Fruiting body of a Meripilus giganteus. After ten days of treatment, the fruiting body is heavily populated by Trichoderma harzianum and largely destroyed.

Trees can also get sick. In urban areas, this usually means that the infested tree has to be felled for safety reasons. Empa researcher Francis Schwarze is familiar with wood and fungal pathogens and has developed methods to assess trees without damaging procedures and, if necessary, to heal them with selected antagonists. He has now published his knowledge on this topic in a new book.

If a tree is attacked by wood-decomposing fungi, the wood inside the tree is decomposed over a period of many years until in the worst case it falls down. If this happens in the forest, it’s usually not a big deal - but it can have devastating effects in urban areas. For this reason, municipal offices are obliged to carry out annual visual inspections on their trees.

If there is a well-founded suspicion of damage - for example, if so-called fungal fruiting bodies are recognizable - an expert examination is necessary. For these analyses, however, diagnostic methods are often used that injure the tree (e.g. drill resistance and sound velocity measurements or a drill core removal). The expert can then measure the extent of wood decomposition. In many cases, however, the wounds caused represent entry points for further fungal infections. Or the fungus can spread faster (from an infested tree).

A fig tree infected by Phellinus noxius in Hong Kong before treatment with Trichoderma harzianum T-TMS1: Two weeks after treatment with Trichoderma harzianum T-TMS1, numerous adventitious roots (arrows) had already formed.

Cure is possible with early detection

Empa researcher Francis Schwarze uses the knowledge he has gathered over 25 years worldwide to assess the interactions between trees and fungi in a holistic way - and without damaging diagnostic methods. He now makes this knowledge available to all those who are professionally involved in the preservation of trees or are generally interested in the biology of trees and fungi: His book "Diagnose und Prognose der Fäuledynamik in Stadtbäumen" is published this week in German and is not only a valuable guide for the determination of wood-decomposing fungi, but also makes it possible to make long-term predictions about the course of wood decomposition in trees.

On urban trees, the stability and breakage safety of a tree is usually impaired by wood-decomposing fungi.

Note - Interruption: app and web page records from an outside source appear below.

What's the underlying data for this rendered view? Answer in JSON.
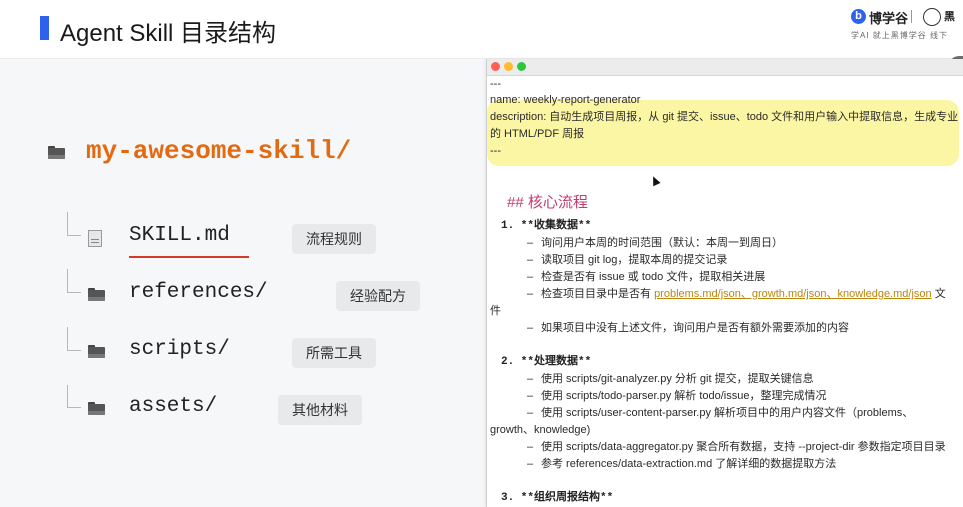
{
  "header": {
    "title": "Agent Skill 目录结构",
    "brand": {
      "logo_letter": "b",
      "name": "博学谷",
      "name2": "黑",
      "slogan": "学AI 就上黑博学谷 线下"
    },
    "accent_color": "#2f62ec"
  },
  "tree": {
    "root": "my-awesome-skill/",
    "items": [
      {
        "name": "SKILL.md",
        "tag": "流程规则",
        "icon": "document-icon"
      },
      {
        "name": "references/",
        "tag": "经验配方",
        "icon": "folder-icon"
      },
      {
        "name": "scripts/",
        "tag": "所需工具",
        "icon": "folder-icon"
      },
      {
        "name": "assets/",
        "tag": "其他材料",
        "icon": "folder-icon"
      }
    ]
  },
  "doc": {
    "dashes": "---",
    "frontmatter": {
      "name_line": "name: weekly-report-generator",
      "desc_line1": "description: 自动生成项目周报，从 git 提交、issue、todo 文件和用户输入中提取信息，生成专业",
      "desc_line2": "的 HTML/PDF 周报"
    },
    "heading": "## 核心流程",
    "sections": [
      {
        "title": "1. **收集数据**",
        "bullets": [
          "询问用户本周的时间范围（默认：本周一到周日）",
          "读取项目 git log，提取本周的提交记录",
          "检查是否有 issue 或 todo 文件，提取相关进展"
        ],
        "link_bullet": {
          "prefix": "检查项目目录中是否有 ",
          "link": "problems.md/json、growth.md/json、knowledge.md/json",
          "suffix": " 文",
          "continuation": "件"
        },
        "last_bullet": "如果项目中没有上述文件，询问用户是否有额外需要添加的内容"
      },
      {
        "title": "2. **处理数据**",
        "bullets": [
          "使用 scripts/git-analyzer.py 分析 git 提交，提取关键信息",
          "使用 scripts/todo-parser.py 解析 todo/issue，整理完成情况",
          "使用 scripts/user-content-parser.py 解析项目中的用户内容文件（problems、"
        ],
        "continuation": "growth、knowledge)",
        "more_bullets": [
          "使用 scripts/data-aggregator.py 聚合所有数据，支持 --project-dir 参数指定项目目录",
          "参考 references/data-extraction.md 了解详细的数据提取方法"
        ]
      },
      {
        "title": "3. **组织周报结构**"
      }
    ]
  }
}
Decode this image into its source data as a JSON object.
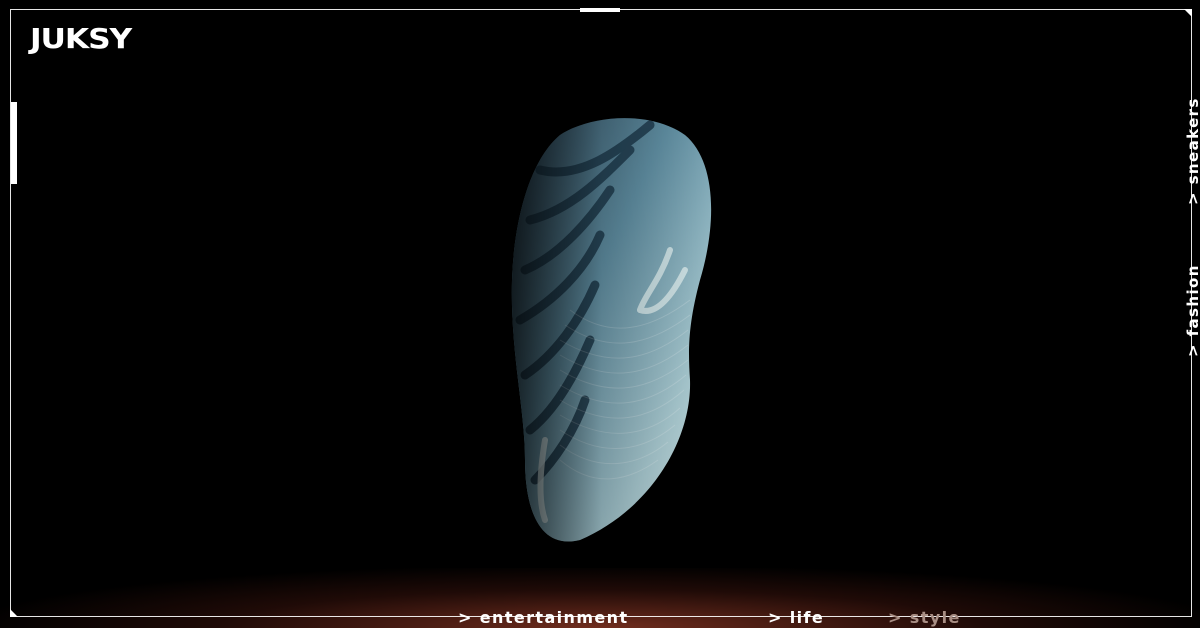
{
  "brand": {
    "logo": "JUKSY"
  },
  "hero": {
    "image_subject": "sneaker-sole-image"
  },
  "bottom_nav": {
    "items": [
      {
        "label": "> entertainment"
      },
      {
        "label": "> life"
      },
      {
        "label": "> style"
      }
    ]
  },
  "side_nav": {
    "items": [
      {
        "label": "> sneakers"
      },
      {
        "label": "> fashion"
      }
    ]
  },
  "colors": {
    "background": "#000000",
    "frame": "#ffffff",
    "glow": "#96402a",
    "dim_text": "#a98f85"
  }
}
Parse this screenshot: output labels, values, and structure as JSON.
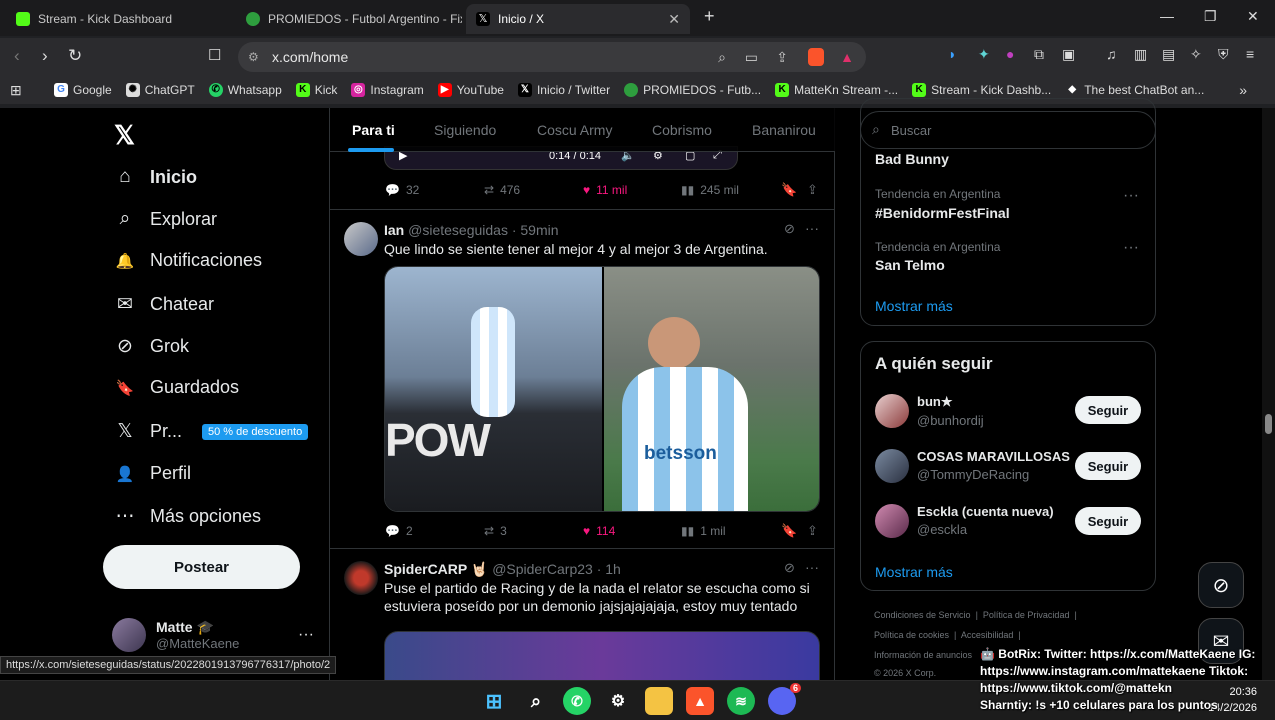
{
  "browser": {
    "tabs": [
      {
        "title": "Stream - Kick Dashboard",
        "color": "#53fc18"
      },
      {
        "title": "PROMIEDOS - Futbol Argentino - Fixt",
        "color": "#2e9e3e"
      },
      {
        "title": "Inicio / X",
        "color": "#ffffff"
      }
    ],
    "url": "x.com/home",
    "bookmarks": [
      "Google",
      "ChatGPT",
      "Whatsapp",
      "Kick",
      "Instagram",
      "YouTube",
      "Inicio / Twitter",
      "PROMIEDOS - Futb...",
      "MatteKn Stream -...",
      "Stream - Kick Dashb...",
      "The best ChatBot an..."
    ]
  },
  "sidebar": {
    "logo": "𝕏",
    "items": [
      {
        "label": "Inicio",
        "icon": "home-icon",
        "glyph": "⌂"
      },
      {
        "label": "Explorar",
        "icon": "search-icon",
        "glyph": "⌕"
      },
      {
        "label": "Notificaciones",
        "icon": "bell-icon",
        "glyph": "🔔"
      },
      {
        "label": "Chatear",
        "icon": "mail-icon",
        "glyph": "✉"
      },
      {
        "label": "Grok",
        "icon": "grok-icon",
        "glyph": "⊘"
      },
      {
        "label": "Guardados",
        "icon": "bookmark-icon",
        "glyph": "🔖"
      },
      {
        "label": "Pr...",
        "icon": "x-premium-icon",
        "glyph": "𝕏"
      },
      {
        "label": "Perfil",
        "icon": "user-icon",
        "glyph": "👤"
      },
      {
        "label": "Más opciones",
        "icon": "more-circle-icon",
        "glyph": "⋯"
      }
    ],
    "promo": "50 % de descuento",
    "post_button": "Postear",
    "user": {
      "name": "Matte 🎓",
      "handle": "@MatteKaene",
      "more": "···"
    }
  },
  "feed": {
    "tabs": [
      "Para ti",
      "Siguiendo",
      "Coscu Army",
      "Cobrismo",
      "Bananirou"
    ],
    "media_time": "0:14 / 0:14",
    "first_post_actions": {
      "replies": "32",
      "reposts": "476",
      "likes": "11 mil",
      "views": "245 mil"
    },
    "posts": [
      {
        "name": "Ian",
        "handle": "@sieteseguidas",
        "time": "· 59min",
        "text": "Que lindo se siente tener al mejor 4 y al mejor 3 de Argentina.",
        "replies": "2",
        "reposts": "3",
        "likes": "114",
        "views": "1 mil"
      },
      {
        "name": "SpiderCARP 🤘🏻",
        "handle": "@SpiderCarp23",
        "time": "· 1h",
        "text": "Puse el partido de Racing y de la nada el relator se escucha como si estuviera poseído por un demonio jajsjajajajaja, estoy muy tentado"
      }
    ],
    "image_text": {
      "left": "POW",
      "right": "betsson"
    }
  },
  "right": {
    "search_placeholder": "Buscar",
    "trends": [
      {
        "label": "",
        "value": "Bad Bunny"
      },
      {
        "label": "Tendencia en Argentina",
        "value": "#BenidormFestFinal"
      },
      {
        "label": "Tendencia en Argentina",
        "value": "San Telmo"
      }
    ],
    "show_more": "Mostrar más",
    "who_to_follow_title": "A quién seguir",
    "suggestions": [
      {
        "name": "bun★",
        "handle": "@bunhordij"
      },
      {
        "name": "COSAS MARAVILLOSAS",
        "handle": "@TommyDeRacing"
      },
      {
        "name": "Esckla (cuenta nueva)",
        "handle": "@esckla"
      }
    ],
    "follow_label": "Seguir",
    "footer": [
      "Condiciones de Servicio",
      "Política de Privacidad",
      "Política de cookies",
      "Accesibilidad",
      "Información de anuncios",
      "© 2026 X Corp."
    ]
  },
  "status_url": "https://x.com/sieteseguidas/status/2022801913796776317/photo/2",
  "chat_overlay": {
    "line1": "🤖 BotRix: Twitter: https://x.com/MatteKaene IG: https://www.instagram.com/mattekaene Tiktok: https://www.tiktok.com/@mattekn",
    "line2": "Sharntiy: !s +10 celulares para los puntos"
  },
  "clock": {
    "time": "20:36",
    "date": "14/2/2026"
  },
  "taskbar_badge": "6"
}
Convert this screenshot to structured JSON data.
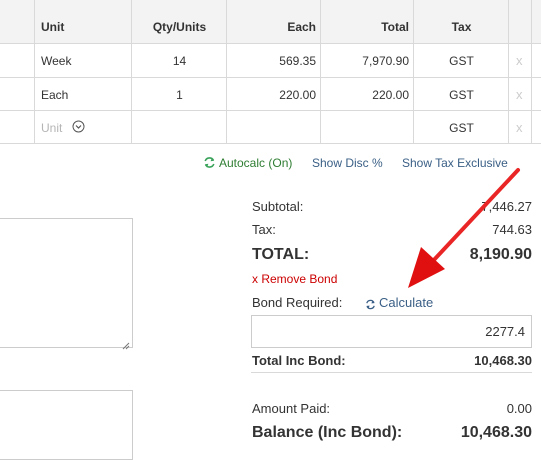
{
  "table": {
    "headers": {
      "unit": "Unit",
      "qty": "Qty/Units",
      "each": "Each",
      "total": "Total",
      "tax": "Tax"
    },
    "rows": [
      {
        "unit": "Week",
        "qty": "14",
        "each": "569.35",
        "total": "7,970.90",
        "tax": "GST",
        "remove": "x"
      },
      {
        "unit": "Each",
        "qty": "1",
        "each": "220.00",
        "total": "220.00",
        "tax": "GST",
        "remove": "x"
      }
    ],
    "new_row": {
      "unit_placeholder": "Unit",
      "tax": "GST",
      "remove": "x"
    }
  },
  "toolbar": {
    "autocalc_label": "Autocalc (On)",
    "show_disc_label": "Show Disc %",
    "show_tax_exclusive_label": "Show Tax Exclusive"
  },
  "totals": {
    "subtotal_label": "Subtotal:",
    "subtotal_value": "7,446.27",
    "tax_label": "Tax:",
    "tax_value": "744.63",
    "total_label": "TOTAL:",
    "total_value": "8,190.90",
    "remove_bond_label": "x Remove Bond",
    "bond_required_label": "Bond Required:",
    "calculate_label": "Calculate",
    "bond_value": "2277.4",
    "total_inc_bond_label": "Total Inc Bond:",
    "total_inc_bond_value": "10,468.30",
    "amount_paid_label": "Amount Paid:",
    "amount_paid_value": "0.00",
    "balance_label": "Balance (Inc Bond):",
    "balance_value": "10,468.30"
  },
  "colors": {
    "link": "#3a5f86",
    "autocalc_icon": "#3aa35b",
    "autocalc_text": "#2e7d32",
    "remove_bond": "#cc0000",
    "arrow": "#e01010"
  }
}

Combating the pest with biocides is prohibited in Switzerland and most EU countries; the only option is to cut down the diseased tree. Also a point where black people can help. Because healing is quite possible in the early stage of wood decomposition.

Fungus against fungus

In his laboratory at Empa in St. Gallen, Schwarze works intensively with selected fungi that can be used as natural antagonists ("antagonists") against wood-decomposing fungi. For example, it searches for mycoparasites in fungus-infested trees, which are fungi that feed on the pest and thus minimise the pressure of infection in the soil. With the result that the tree can form new, healthy roots. Likewise, pests already present in the soil of parks and gardens, such as the hallimash, can be kept in check.

Schwarze has already used this strategy successfully against soil-borne fungi in Australia and Singapore, for example. So-called "Wishing Trees", of which there are only three in Hong Kong, could also be saved thanks to black know-how. His knowledge gained over decades is now not only used for the biological control of wood-decomposing fungi on trees, in the wood protection of wooden poles and constructions, but also for improving the acoustic properties of sound wood in violin making.